“That’s kinda wild, man. You didn’t really do that, did you?”
“Yeah, maybe I did and maybe I didn’t. Anyway, I was just a kid
then.” He paused and watched a small airplane outfitted with
oversized tundra tires take off in the pre-dawn grayness. “So like I
said, I’m curious. Who was she?”
The driver frowned.
“We interrupt this program again for an update on the bombing story.
The victim has been identified as Meredith Patton, long-time Anchorage
resident and member of the prominent Patton family which owns the
Matanuska Flying Service, Alaska’s largest air freight carrier.
Patton was the President of Matanuska. Police say they have no suspects
and no motive so far. Stay tuned for further developments. And now,
back to our regular programming…..”
“Alaska’s largest air freight carrier. Maybe I should get more
“We made a deal.”
“Yeah, but things change, ya know? Where’s my money? You don’t
have the money do you? This is a set-up, isn’t it?”
The radio announcer recapped the bomb story.
The drifter marveled that no one had mentioned the dead drunken Indian.
“Some people just don’t count” he muttered.
“Here’s your money, you fuckin’ creep.”
The blast from the sawed-off shotgun decapitated the drifter.
To the east, the sun finally rose over the towering snow-covered Chugach
Mountains. A new day had begun in Anchorage.
Alaska Airlines flight number 623 was cruising north at 24,000 feet en
route from Seattle to Anchorage with stops at Ketchican and Sitka. The
captain of the flight was Timothy Patton, one of the veteran pilots of
As he approached Anchorage International he throttled back and slowed
the plane, partially lowered the flaps and started his descent to the
final approach. Suddenly he slammed the throttles forward, gained speed
and retracted the landing gear. Patton grabbed the intercom. “Ladies
and gentlemen, the tower just advised us that there are moose on the
runway. We’re going to do a wide, slow 360 to give them time to chase
our four-legged friends away and then land normally. You can relax your
stranglehold on the armrests now. Welcome to the Last Frontier.”
The Ground Control supervisor radioed the plane: Alaska 623 - Captain
Patton, stay in the cockpit after the passengers and crew have deplaned.
There is someone here who urgently needs to talk to you. Alone.”
“Roger.” Patton replied. He wondered who wanted to talk to him and
why it was so urgent.
A tall red-bearded heavy-set man, dressed in a blue sport jacket and
gray slacks carrying a trench coat over his arm entered the cockpit.
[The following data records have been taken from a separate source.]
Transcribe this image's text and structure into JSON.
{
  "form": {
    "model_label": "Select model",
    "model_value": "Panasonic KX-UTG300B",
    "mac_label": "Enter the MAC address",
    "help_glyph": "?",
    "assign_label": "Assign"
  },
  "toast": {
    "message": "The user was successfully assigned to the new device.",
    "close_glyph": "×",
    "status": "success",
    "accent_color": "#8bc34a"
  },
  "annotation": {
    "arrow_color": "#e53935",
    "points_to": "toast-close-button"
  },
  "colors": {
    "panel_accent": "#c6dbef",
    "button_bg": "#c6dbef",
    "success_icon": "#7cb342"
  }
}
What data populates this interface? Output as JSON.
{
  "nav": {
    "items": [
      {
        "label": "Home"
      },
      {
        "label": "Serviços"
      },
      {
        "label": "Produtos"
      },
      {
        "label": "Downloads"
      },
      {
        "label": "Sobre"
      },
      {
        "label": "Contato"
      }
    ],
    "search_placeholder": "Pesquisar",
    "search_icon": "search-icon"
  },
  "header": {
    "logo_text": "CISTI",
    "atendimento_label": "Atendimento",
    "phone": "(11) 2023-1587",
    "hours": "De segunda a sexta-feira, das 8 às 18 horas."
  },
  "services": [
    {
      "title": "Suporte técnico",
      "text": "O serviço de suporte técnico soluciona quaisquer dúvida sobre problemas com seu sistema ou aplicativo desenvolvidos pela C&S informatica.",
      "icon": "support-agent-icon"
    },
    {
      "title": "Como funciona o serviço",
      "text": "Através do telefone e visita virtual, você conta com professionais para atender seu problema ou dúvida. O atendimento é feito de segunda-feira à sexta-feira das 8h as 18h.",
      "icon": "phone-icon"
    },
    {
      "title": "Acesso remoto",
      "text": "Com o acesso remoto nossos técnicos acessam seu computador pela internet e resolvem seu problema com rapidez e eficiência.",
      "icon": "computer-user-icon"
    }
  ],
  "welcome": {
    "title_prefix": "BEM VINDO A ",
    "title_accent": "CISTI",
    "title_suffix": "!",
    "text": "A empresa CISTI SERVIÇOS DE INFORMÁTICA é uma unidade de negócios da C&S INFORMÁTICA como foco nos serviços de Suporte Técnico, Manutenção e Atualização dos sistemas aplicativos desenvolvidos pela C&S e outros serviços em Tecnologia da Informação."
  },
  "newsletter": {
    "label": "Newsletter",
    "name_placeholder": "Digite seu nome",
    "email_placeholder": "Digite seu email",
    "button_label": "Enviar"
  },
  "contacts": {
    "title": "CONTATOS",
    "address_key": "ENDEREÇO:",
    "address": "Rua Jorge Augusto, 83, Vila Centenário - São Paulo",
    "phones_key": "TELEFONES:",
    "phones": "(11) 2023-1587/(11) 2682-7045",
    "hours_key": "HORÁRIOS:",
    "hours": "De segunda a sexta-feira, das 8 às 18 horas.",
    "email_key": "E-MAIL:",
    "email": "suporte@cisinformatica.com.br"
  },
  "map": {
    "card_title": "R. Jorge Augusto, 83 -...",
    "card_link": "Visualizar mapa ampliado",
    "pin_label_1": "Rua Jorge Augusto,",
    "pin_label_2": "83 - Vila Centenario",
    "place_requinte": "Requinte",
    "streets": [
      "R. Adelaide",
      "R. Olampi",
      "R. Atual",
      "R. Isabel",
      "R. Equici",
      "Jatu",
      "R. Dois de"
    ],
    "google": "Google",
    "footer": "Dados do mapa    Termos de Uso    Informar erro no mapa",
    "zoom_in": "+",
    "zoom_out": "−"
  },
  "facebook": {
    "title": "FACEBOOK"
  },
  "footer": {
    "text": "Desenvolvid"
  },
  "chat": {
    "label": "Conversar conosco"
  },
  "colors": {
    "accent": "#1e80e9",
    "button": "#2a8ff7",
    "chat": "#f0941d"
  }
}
“Captain Patton?” I’m Don Ruger with the Anchorage Police
Department. He shook his hand. “I’m a detective, a lieutenant.
I’m sorry to say that I have some bad news for you.”
“Just call me Tim. What’s the bad news?”
Ruger told the captain about the murder of his sister leaving out some
of the gory details.
Patton slumped into his seat not believing what he just heard.
“Murdered? Who would want to do that?”
“We don’t know yet. I’ve been assigned to the case to find
out,” Ruger replied. “I’m going to need to talk to you at length
but not now, not here. Meanwhile, you have my deepest condolences.”
“Why did you want to talk to me in the cockpit?” Patton asked.
“You’re going to find out in a few minutes. There’s an unruly
gang of press people, TV, radio, and newspaper reporters waiting for you
to enter the terminal. I suggest you be careful what you say to them.
I also suggest you get a lawyer.”
Tim walked apprehensively into the terminal and the gang immediately
started shouting questions at him.
“Did she have any enemies?”
“Was she married?”
“How old was she?”
“Who do you think did it?”
“What are you going to do?”
“What’s going to happen to Matanuska?”
Patton thought about that last question for a moment. He didn’t know
what he was going to do, didn’t know what would happen to Matanuska
and he didn’t know why Ruger suggested he get a lawyer.
He didn’t answer any of the questions.
Excerpted from "Three Miles from Tomorrow" by Keith M. Perkins. Copyright © 2013 by Keith M. Perkins. Excerpted by permission. All rights reserved. No part of this excerpt may be reproduced or reprinted without permission in writing from the publisher. Excerpts are provided solely for the personal use of visitors to this web site.